═════ Input data
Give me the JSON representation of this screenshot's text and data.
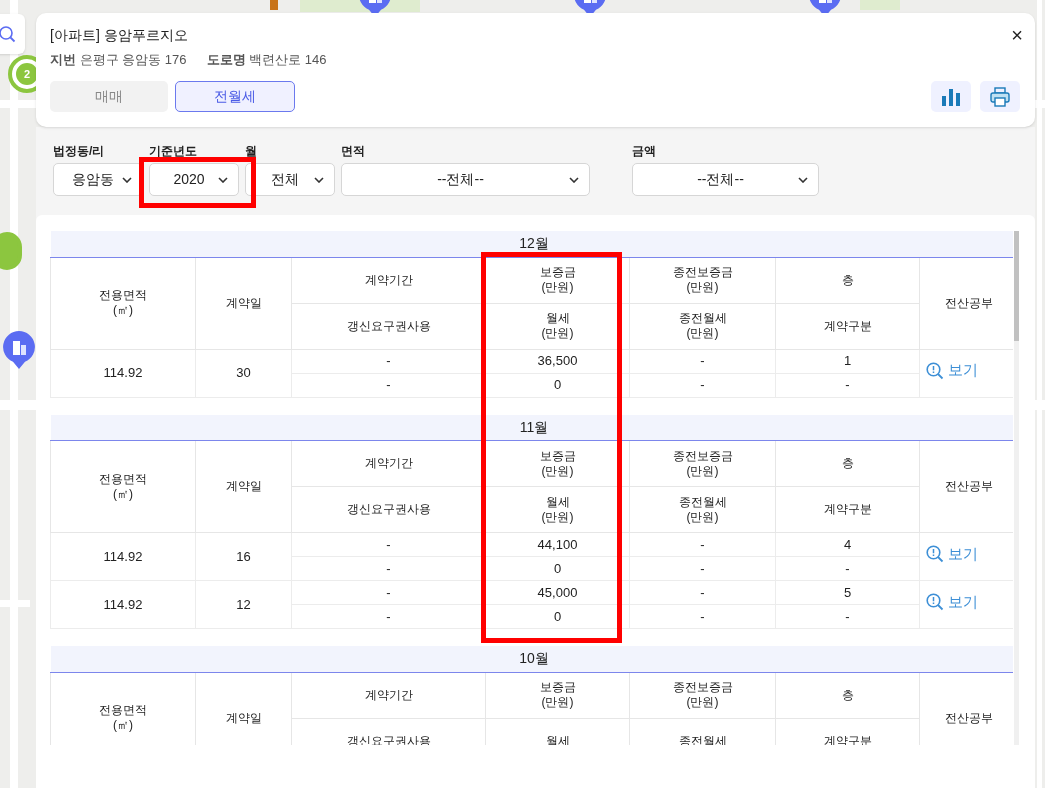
{
  "map": {
    "cluster_count": "2"
  },
  "header": {
    "title": "[아파트] 응암푸르지오",
    "address": [
      {
        "label": "지번",
        "value": "은평구 응암동 176"
      },
      {
        "label": "도로명",
        "value": "백련산로 146"
      }
    ],
    "close": "×"
  },
  "tabs": [
    {
      "label": "매매",
      "selected": false
    },
    {
      "label": "전월세",
      "selected": true
    }
  ],
  "filters": [
    {
      "label": "법정동/리",
      "value": "응암동"
    },
    {
      "label": "기준년도",
      "value": "2020"
    },
    {
      "label": "월",
      "value": "전체"
    },
    {
      "label": "면적",
      "value": "--전체--"
    },
    {
      "label": "금액",
      "value": "--전체--"
    }
  ],
  "months": [
    {
      "title": "12월",
      "headers": {
        "area": "전용면적\n(㎡)",
        "day": "계약일",
        "period": "계약기간",
        "deposit": "보증금\n(만원)",
        "prev_deposit": "종전보증금\n(만원)",
        "floor": "층",
        "registry": "전산공부",
        "renewal": "갱신요구권사용",
        "rent": "월세\n(만원)",
        "prev_rent": "종전월세\n(만원)",
        "contract_type": "계약구분"
      },
      "rows": [
        {
          "area": "114.92",
          "day": "30",
          "period": "-",
          "deposit": "36,500",
          "prev_deposit": "-",
          "floor": "1",
          "renewal": "-",
          "rent": "0",
          "prev_rent": "-",
          "contract_type": "-",
          "link": "보기"
        }
      ]
    },
    {
      "title": "11월",
      "headers": {
        "area": "전용면적\n(㎡)",
        "day": "계약일",
        "period": "계약기간",
        "deposit": "보증금\n(만원)",
        "prev_deposit": "종전보증금\n(만원)",
        "floor": "층",
        "registry": "전산공부",
        "renewal": "갱신요구권사용",
        "rent": "월세\n(만원)",
        "prev_rent": "종전월세\n(만원)",
        "contract_type": "계약구분"
      },
      "rows": [
        {
          "area": "114.92",
          "day": "16",
          "period": "-",
          "deposit": "44,100",
          "prev_deposit": "-",
          "floor": "4",
          "renewal": "-",
          "rent": "0",
          "prev_rent": "-",
          "contract_type": "-",
          "link": "보기"
        },
        {
          "area": "114.92",
          "day": "12",
          "period": "-",
          "deposit": "45,000",
          "prev_deposit": "-",
          "floor": "5",
          "renewal": "-",
          "rent": "0",
          "prev_rent": "-",
          "contract_type": "-",
          "link": "보기"
        }
      ]
    },
    {
      "title": "10월",
      "headers": {
        "area": "전용면적\n(㎡)",
        "day": "계약일",
        "period": "계약기간",
        "deposit": "보증금\n(만원)",
        "prev_deposit": "종전보증금\n(만원)",
        "floor": "층",
        "registry": "전산공부",
        "renewal": "갱신요구권사용",
        "rent": "월세",
        "prev_rent": "종전월세",
        "contract_type": "계약구분"
      }
    }
  ]
}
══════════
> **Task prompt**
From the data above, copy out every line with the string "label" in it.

> **Answer for the task**
        "label": "지번",
        "label": "도로명",
      "label": "매매",
      "label": "전월세",
      "label": "법정동/리",
      "label": "기준년도",
      "label": "월",
      "label": "면적",
      "label": "금액",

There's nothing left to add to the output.